:: MATERIAL TO PROCESS ::
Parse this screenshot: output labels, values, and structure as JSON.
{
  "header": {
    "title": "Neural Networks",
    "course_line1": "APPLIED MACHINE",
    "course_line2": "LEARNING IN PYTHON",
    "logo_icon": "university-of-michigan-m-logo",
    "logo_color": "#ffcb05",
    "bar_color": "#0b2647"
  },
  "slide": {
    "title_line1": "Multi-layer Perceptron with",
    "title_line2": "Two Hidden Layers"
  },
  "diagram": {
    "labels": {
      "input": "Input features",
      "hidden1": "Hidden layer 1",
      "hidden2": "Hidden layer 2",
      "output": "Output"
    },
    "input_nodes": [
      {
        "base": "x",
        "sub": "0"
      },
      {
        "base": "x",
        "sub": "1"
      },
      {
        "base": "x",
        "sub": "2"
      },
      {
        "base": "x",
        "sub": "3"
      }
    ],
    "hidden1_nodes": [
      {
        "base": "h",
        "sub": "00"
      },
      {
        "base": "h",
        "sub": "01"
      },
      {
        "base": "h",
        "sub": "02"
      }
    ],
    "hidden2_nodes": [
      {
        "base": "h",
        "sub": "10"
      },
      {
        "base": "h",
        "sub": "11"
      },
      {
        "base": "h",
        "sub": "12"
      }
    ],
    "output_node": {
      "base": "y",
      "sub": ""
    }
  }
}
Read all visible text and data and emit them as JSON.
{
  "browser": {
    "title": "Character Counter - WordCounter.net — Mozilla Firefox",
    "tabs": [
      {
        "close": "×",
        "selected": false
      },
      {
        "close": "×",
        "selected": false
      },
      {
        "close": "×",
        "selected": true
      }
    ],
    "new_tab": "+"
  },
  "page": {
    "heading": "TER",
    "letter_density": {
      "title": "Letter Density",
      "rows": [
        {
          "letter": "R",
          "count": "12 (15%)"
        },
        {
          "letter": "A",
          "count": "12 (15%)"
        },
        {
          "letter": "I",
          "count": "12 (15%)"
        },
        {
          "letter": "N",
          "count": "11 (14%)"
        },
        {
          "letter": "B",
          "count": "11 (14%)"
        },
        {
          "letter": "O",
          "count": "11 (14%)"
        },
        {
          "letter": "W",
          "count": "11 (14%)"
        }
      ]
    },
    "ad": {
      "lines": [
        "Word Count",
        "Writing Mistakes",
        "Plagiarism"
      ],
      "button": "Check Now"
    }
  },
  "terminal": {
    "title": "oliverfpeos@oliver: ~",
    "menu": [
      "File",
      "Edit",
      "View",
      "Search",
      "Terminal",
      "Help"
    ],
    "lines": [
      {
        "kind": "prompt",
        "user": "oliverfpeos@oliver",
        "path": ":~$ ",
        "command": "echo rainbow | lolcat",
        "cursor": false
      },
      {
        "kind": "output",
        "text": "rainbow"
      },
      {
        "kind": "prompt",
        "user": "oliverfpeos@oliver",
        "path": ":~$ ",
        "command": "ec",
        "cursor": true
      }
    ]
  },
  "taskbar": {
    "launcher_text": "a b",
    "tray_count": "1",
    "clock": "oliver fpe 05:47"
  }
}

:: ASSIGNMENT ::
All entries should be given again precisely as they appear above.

:: RESPONSE TO THE EXERCISE ::
Parse this screenshot: output labels, values, and structure as JSON.
{
  "header": {
    "title": "Neural Networks",
    "course_line1": "APPLIED MACHINE",
    "course_line2": "LEARNING IN PYTHON",
    "logo_icon": "university-of-michigan-m-logo",
    "logo_color": "#ffcb05",
    "bar_color": "#0b2647"
  },
  "slide": {
    "title_line1": "Multi-layer Perceptron with",
    "title_line2": "Two Hidden Layers"
  },
  "diagram": {
    "labels": {
      "input": "Input features",
      "hidden1": "Hidden layer 1",
      "hidden2": "Hidden layer 2",
      "output": "Output"
    },
    "input_nodes": [
      {
        "base": "x",
        "sub": "0"
      },
      {
        "base": "x",
        "sub": "1"
      },
      {
        "base": "x",
        "sub": "2"
      },
      {
        "base": "x",
        "sub": "3"
      }
    ],
    "hidden1_nodes": [
      {
        "base": "h",
        "sub": "00"
      },
      {
        "base": "h",
        "sub": "01"
      },
      {
        "base": "h",
        "sub": "02"
      }
    ],
    "hidden2_nodes": [
      {
        "base": "h",
        "sub": "10"
      },
      {
        "base": "h",
        "sub": "11"
      },
      {
        "base": "h",
        "sub": "12"
      }
    ],
    "output_node": {
      "base": "y",
      "sub": ""
    }
  }
}
Read all visible text and data and emit them as JSON.
{
  "browser": {
    "title": "Character Counter - WordCounter.net — Mozilla Firefox",
    "tabs": [
      {
        "close": "×",
        "selected": false
      },
      {
        "close": "×",
        "selected": false
      },
      {
        "close": "×",
        "selected": true
      }
    ],
    "new_tab": "+"
  },
  "page": {
    "heading": "TER",
    "letter_density": {
      "title": "Letter Density",
      "rows": [
        {
          "letter": "R",
          "count": "12 (15%)"
        },
        {
          "letter": "A",
          "count": "12 (15%)"
        },
        {
          "letter": "I",
          "count": "12 (15%)"
        },
        {
          "letter": "N",
          "count": "11 (14%)"
        },
        {
          "letter": "B",
          "count": "11 (14%)"
        },
        {
          "letter": "O",
          "count": "11 (14%)"
        },
        {
          "letter": "W",
          "count": "11 (14%)"
        }
      ]
    },
    "ad": {
      "lines": [
        "Word Count",
        "Writing Mistakes",
        "Plagiarism"
      ],
      "button": "Check Now"
    }
  },
  "terminal": {
    "title": "oliverfpeos@oliver: ~",
    "menu": [
      "File",
      "Edit",
      "View",
      "Search",
      "Terminal",
      "Help"
    ],
    "lines": [
      {
        "kind": "prompt",
        "user": "oliverfpeos@oliver",
        "path": ":~$ ",
        "command": "echo rainbow | lolcat",
        "cursor": false
      },
      {
        "kind": "output",
        "text": "rainbow"
      },
      {
        "kind": "prompt",
        "user": "oliverfpeos@oliver",
        "path": ":~$ ",
        "command": "ec",
        "cursor": true
      }
    ]
  },
  "taskbar": {
    "launcher_text": "a b",
    "tray_count": "1",
    "clock": "oliver fpe 05:47"
  }
}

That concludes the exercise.